### WHAT TO WORK ON
Check each line of the data for "were" and select those that have it.

:: GIVEN RECORDS ::

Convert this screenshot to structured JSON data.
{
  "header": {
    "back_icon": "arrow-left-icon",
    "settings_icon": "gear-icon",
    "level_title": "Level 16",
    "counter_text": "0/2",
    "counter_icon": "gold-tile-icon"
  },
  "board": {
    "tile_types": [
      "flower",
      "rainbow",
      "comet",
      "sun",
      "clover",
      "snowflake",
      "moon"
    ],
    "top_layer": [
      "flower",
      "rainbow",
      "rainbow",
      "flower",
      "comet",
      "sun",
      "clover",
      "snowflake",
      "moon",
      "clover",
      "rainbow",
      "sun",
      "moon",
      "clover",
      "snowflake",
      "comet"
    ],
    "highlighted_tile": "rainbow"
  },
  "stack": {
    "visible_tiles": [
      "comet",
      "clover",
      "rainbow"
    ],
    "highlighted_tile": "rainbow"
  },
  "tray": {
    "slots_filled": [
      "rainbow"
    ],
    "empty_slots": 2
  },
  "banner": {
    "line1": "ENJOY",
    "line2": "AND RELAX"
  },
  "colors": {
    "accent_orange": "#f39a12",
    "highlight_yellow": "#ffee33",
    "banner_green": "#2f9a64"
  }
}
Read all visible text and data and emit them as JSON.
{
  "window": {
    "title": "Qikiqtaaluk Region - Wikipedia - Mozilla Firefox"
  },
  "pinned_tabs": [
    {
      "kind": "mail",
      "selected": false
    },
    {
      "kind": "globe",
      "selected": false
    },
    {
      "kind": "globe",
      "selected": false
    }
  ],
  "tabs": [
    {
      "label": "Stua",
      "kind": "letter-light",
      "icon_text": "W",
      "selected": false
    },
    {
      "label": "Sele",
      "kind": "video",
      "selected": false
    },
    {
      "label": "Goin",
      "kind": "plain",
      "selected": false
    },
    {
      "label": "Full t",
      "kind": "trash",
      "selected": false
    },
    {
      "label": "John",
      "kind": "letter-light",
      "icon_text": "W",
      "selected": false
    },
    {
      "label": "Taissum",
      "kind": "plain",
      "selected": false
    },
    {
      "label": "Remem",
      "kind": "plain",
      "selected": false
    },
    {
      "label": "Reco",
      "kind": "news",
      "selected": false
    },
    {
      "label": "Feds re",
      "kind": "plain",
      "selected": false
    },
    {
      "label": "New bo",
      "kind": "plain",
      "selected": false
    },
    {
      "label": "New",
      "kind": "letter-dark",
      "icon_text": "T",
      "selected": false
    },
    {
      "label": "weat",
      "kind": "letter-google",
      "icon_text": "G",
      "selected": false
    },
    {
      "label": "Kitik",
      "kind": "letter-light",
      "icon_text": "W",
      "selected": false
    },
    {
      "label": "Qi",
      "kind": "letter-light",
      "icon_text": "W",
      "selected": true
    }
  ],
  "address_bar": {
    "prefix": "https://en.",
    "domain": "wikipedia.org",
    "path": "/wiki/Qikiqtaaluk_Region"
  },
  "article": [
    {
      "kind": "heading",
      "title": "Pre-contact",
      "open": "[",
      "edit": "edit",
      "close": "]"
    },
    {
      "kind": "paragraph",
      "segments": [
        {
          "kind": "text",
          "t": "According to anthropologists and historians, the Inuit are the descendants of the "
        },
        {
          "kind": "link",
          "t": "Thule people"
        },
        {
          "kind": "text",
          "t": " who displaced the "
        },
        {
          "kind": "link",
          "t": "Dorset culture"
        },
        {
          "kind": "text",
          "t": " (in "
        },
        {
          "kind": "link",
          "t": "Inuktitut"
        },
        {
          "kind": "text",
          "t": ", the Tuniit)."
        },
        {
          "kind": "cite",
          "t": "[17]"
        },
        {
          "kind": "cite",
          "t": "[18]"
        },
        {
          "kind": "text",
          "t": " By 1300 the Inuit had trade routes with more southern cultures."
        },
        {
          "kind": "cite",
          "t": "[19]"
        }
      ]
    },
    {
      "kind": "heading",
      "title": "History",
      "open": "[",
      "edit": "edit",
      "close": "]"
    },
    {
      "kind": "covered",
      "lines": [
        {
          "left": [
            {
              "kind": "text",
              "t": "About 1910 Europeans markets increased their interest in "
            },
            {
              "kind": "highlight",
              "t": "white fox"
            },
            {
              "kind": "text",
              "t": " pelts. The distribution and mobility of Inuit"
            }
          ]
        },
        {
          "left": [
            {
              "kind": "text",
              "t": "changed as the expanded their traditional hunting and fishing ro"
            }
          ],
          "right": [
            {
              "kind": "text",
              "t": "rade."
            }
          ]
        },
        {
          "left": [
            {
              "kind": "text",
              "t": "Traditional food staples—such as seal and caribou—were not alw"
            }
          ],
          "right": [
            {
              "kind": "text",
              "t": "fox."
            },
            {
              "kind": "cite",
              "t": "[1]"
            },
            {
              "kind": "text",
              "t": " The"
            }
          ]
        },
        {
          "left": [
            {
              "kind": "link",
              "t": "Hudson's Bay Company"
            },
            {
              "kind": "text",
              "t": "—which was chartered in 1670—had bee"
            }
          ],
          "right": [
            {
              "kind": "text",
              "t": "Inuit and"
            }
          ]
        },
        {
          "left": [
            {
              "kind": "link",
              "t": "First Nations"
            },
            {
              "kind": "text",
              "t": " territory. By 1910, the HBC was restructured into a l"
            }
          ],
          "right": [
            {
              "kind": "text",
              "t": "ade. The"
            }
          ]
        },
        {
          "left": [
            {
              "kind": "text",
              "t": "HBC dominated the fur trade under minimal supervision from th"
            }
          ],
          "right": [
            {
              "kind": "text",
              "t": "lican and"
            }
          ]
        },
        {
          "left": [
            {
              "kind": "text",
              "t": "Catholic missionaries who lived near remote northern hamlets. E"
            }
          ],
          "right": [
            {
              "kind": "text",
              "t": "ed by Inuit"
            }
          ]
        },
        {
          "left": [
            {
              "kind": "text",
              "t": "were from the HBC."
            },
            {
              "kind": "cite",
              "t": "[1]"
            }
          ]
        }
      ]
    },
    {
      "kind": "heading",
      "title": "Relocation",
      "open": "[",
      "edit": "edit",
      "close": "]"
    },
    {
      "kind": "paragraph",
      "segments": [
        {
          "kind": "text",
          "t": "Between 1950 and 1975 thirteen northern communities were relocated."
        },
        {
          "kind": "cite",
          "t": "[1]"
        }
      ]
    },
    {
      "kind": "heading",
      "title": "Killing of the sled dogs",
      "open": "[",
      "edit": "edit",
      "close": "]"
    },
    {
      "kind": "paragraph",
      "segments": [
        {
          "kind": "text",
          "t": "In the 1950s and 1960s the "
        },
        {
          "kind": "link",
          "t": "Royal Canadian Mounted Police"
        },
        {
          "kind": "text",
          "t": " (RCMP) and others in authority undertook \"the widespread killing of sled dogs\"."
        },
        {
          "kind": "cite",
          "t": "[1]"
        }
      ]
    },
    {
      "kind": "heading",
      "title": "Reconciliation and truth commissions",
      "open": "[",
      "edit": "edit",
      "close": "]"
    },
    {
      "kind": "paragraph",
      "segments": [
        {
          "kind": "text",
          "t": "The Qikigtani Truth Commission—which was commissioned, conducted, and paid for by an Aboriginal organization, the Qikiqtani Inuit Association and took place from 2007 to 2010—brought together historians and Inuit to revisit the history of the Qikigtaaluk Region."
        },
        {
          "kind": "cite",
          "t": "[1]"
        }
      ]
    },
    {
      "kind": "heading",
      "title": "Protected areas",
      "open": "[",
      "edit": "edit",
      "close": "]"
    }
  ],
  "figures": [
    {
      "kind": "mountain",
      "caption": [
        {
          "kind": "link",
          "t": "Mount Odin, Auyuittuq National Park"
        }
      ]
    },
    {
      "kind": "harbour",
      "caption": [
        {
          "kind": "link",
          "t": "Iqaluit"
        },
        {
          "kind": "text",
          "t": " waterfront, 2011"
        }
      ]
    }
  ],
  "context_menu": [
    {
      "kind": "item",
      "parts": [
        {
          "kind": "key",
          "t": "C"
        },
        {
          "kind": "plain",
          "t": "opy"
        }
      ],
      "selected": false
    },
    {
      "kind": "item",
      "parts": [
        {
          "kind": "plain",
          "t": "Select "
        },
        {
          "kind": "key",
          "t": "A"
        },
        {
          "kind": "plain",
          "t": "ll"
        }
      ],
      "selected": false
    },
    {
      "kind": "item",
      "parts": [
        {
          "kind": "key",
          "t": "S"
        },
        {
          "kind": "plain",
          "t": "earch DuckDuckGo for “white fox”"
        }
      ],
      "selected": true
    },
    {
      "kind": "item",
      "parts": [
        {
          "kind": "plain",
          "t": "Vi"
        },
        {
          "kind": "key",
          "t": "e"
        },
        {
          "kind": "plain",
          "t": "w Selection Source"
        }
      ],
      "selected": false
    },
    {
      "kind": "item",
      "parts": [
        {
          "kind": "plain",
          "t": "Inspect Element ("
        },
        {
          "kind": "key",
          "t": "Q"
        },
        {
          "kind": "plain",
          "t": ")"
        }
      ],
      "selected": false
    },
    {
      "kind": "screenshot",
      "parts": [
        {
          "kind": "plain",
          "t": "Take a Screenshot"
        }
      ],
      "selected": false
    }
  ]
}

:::

### RESULT FOR THIS TASK
              "t": "Traditional food staples—such as seal and caribou—were not alw"
              "t": "were from the HBC."
          "t": "Between 1950 and 1975 thirteen northern communities were relocated."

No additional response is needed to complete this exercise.